In 2017 Joanne Harrison was jailed for defrauding the Ministry of Transport, then deported. Certain suppression orders related to the case were lifted this month, allowing a Stuff Circuit documentary to be published.
We think this is an excellent documentary. At 44 minutes long, we feel it needs a brief summary, plus a description of aspects of this matter which remain subject to non-publication orders.
To summarise, Joanne Harrison’s fraud using fake vendors happened on the watch of then Chief Executive Martin Matthews. Harrison’s previous offending at Tower Insurance for which she received a non-custodial sentence, was not known to the Ministry (and the Far North District Council which employed her briefly) because of a suppression order. That suppression order ended up causing a lot of harm; it has enabled her to reoffend and the fallout has been significant.

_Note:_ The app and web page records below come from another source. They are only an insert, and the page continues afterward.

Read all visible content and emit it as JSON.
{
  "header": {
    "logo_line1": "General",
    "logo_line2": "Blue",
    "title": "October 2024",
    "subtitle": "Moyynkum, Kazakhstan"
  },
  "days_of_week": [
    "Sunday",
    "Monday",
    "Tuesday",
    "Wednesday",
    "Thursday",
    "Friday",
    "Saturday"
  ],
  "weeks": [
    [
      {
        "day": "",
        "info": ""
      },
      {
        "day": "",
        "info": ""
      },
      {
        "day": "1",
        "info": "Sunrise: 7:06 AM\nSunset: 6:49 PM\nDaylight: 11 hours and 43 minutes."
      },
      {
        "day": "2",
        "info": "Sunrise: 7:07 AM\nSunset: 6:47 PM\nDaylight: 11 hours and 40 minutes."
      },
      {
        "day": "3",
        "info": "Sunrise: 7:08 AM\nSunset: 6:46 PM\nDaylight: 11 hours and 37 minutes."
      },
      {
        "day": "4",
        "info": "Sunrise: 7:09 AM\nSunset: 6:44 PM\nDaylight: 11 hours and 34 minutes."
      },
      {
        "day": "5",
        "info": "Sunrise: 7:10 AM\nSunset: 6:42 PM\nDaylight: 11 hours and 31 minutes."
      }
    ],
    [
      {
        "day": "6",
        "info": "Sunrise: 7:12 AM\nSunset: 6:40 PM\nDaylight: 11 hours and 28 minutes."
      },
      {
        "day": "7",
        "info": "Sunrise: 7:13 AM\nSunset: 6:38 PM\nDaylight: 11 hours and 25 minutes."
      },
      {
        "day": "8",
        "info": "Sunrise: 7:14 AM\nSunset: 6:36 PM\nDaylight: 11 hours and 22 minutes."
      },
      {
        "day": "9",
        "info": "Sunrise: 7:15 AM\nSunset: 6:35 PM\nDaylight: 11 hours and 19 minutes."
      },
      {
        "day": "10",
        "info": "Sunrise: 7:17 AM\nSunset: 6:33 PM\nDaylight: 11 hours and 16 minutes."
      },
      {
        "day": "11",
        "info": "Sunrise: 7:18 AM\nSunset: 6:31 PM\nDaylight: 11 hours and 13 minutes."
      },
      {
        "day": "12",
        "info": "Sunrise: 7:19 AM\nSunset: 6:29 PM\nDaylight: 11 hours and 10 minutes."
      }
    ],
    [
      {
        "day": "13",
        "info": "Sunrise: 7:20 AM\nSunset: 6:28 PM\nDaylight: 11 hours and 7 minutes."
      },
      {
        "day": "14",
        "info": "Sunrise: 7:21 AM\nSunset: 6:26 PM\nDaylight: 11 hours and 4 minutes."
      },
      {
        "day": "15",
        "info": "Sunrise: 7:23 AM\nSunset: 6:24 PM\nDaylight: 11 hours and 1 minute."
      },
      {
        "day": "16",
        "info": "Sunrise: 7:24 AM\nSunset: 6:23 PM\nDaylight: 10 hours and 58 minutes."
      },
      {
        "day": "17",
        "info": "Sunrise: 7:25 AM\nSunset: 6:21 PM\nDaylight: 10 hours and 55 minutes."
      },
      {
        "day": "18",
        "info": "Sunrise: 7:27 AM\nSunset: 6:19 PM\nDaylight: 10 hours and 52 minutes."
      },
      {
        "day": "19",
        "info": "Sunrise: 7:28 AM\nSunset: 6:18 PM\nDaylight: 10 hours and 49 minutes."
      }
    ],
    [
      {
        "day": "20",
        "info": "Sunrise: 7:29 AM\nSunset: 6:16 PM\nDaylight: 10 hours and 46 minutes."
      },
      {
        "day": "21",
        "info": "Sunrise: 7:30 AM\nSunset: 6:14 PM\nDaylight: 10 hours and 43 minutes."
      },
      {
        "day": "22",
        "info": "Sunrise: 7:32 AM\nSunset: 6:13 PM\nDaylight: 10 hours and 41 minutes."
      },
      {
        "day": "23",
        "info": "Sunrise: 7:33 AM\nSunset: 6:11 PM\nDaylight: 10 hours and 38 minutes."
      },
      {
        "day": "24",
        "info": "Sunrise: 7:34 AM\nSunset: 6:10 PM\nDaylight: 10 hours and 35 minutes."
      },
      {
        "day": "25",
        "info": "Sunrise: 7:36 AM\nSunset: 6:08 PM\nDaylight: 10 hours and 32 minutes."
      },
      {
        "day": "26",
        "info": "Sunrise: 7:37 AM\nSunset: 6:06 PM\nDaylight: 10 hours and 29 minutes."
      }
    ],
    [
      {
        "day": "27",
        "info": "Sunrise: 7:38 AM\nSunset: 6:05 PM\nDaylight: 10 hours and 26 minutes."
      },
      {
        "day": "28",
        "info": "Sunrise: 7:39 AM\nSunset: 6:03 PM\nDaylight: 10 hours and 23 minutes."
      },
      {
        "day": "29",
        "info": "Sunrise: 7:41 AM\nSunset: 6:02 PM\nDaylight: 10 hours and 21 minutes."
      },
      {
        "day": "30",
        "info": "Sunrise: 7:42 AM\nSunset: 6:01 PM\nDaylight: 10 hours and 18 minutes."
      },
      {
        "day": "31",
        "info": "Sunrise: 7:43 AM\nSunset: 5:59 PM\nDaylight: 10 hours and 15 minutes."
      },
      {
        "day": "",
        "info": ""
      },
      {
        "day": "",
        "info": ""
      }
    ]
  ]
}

Shortly after Deloitte investigated and confirmed fraud, Matthews applied for a Ministerial appointment as the Auditor General. The Harrison fraud was already known of by the time the interview process was underway, but the Ministry was not sufficiently put off by this to decide against appointing him. However, police were called in a few days after Matthews left his position at MoT in July 2016, and by agreement he resigned as Auditor General less than a year later as the fallout from Harrison’s fraud on the MoT followed him to his new job.
Matthews claims he was forced to resign “with a gun to his head”, similar to what occasionally happens in MBIE employment mediations. It appears that Matthews expected material about him to be suppressed if he resigned. Matthews is now pushing for a Ministerial enquiry to “clear his name”. He now says that that material is damaging to him, but apparently not enough to make a Select Committee reasonably think that a Chief Executive who handled the Harrison fraud as he did was not fit to be the Auditor General.
Here’s where it gets murky. State Services Commission was involved in the aftermath and an 80 page compilation of documents gives an idea of how Harrison’s web of deceit slowly disintegrated.
It is heavily redacted in parts and we note it was publicised before certain suppression orders were lifted, so in theory, dozens more pages could be publicised with only light redaction, although trying to get through the sheer volume of material linked to in this blog is no picnic!
Now we examine the role of ERA2000 Section 149 which basically says that a mediated employment settlement agreement is final, binding and enforceable. In these circumstances, practically the whole point of procuring a settlement agreement from the employer’s perspective is for the Non-Disclosure clause which is a standard provision to prevent both parties from saying what they know about each other. There were four whistleblowers at the Ministry of Transport who were managed out and gagged along the way.
After Harrison was convicted, two of the whistleblowers requested reinstatement but were refused. This is a small part of their story:
Matthews had been repeatedly warned as per the link below, but the two former MoT employees spoke to Radio NZ on the condition of anonymity because even though fraud was proven, they may still be bound by a Non-Disparagement clause in a mediated settlement agreement, and could theoretically be exposed to an application in the ERA for a compliance order, penalties and costs.
The risk of this happening now, however, is minuscule. There is no reason for the Ministry to enforce a settlement agreement; the fraudster is gone, the Chief Executive under whose watch the fraud happened left of his own accord. There is nothing legally preventing any former employee from publicising that they are bound by a settlement agreement that prevents reinstatement. The recent lifting of suppression orders could even embolden those former employees to provide evidence that they were “Section 149’ed at the behest of Joanne Harrison” (if that is the case). Settlement agreements are often treated as being so watertight that they can be used to obstruct justice, but they can be set aside where fraud has been discovered. And of course fraud has been proven.
Sadly, this is not the only situation we are aware of where a settlement agreement, countersigned by a government mediator, has been used to cover up crimes such as fraud, criminal negligence (eg: Pike River / Peter Whittall) and criminal nuisance. Matthews says he is now as much of a pariah as the victims who are forced out by managers using faked documents, and this is not limited to MoT. Matthews has chosen a lawyer who is an expert in this process, Mary Scholtens QC. Perhaps Scholtens is acting pro bono in this matter.
Leighton Associates has described the effects of Scholtens’ work in The Power of MBIE, 19 September. Acting for managers and a judge (in relation to legal advice that judge gave as a then QC), she had an MBIE official declare that a 2014 employment settlement agreement was a “statutory instrument”, used that same statutory instrument to protect two public sector managers from investigation for fraud and even had them awarded kickbacks as compensation for exposure of their wrongdoing. That isn’t resolved though; proceedings for judicial review have recently been issued, and that won’t be pretty!
If there is a Ministerial enquiry on Martin Matthew’s forced resignation, we hope that vital evidence won’t be hidden behind Non-Disclosure Agreements of former employees who had made Protected Disclosures on Harrison’s conduct.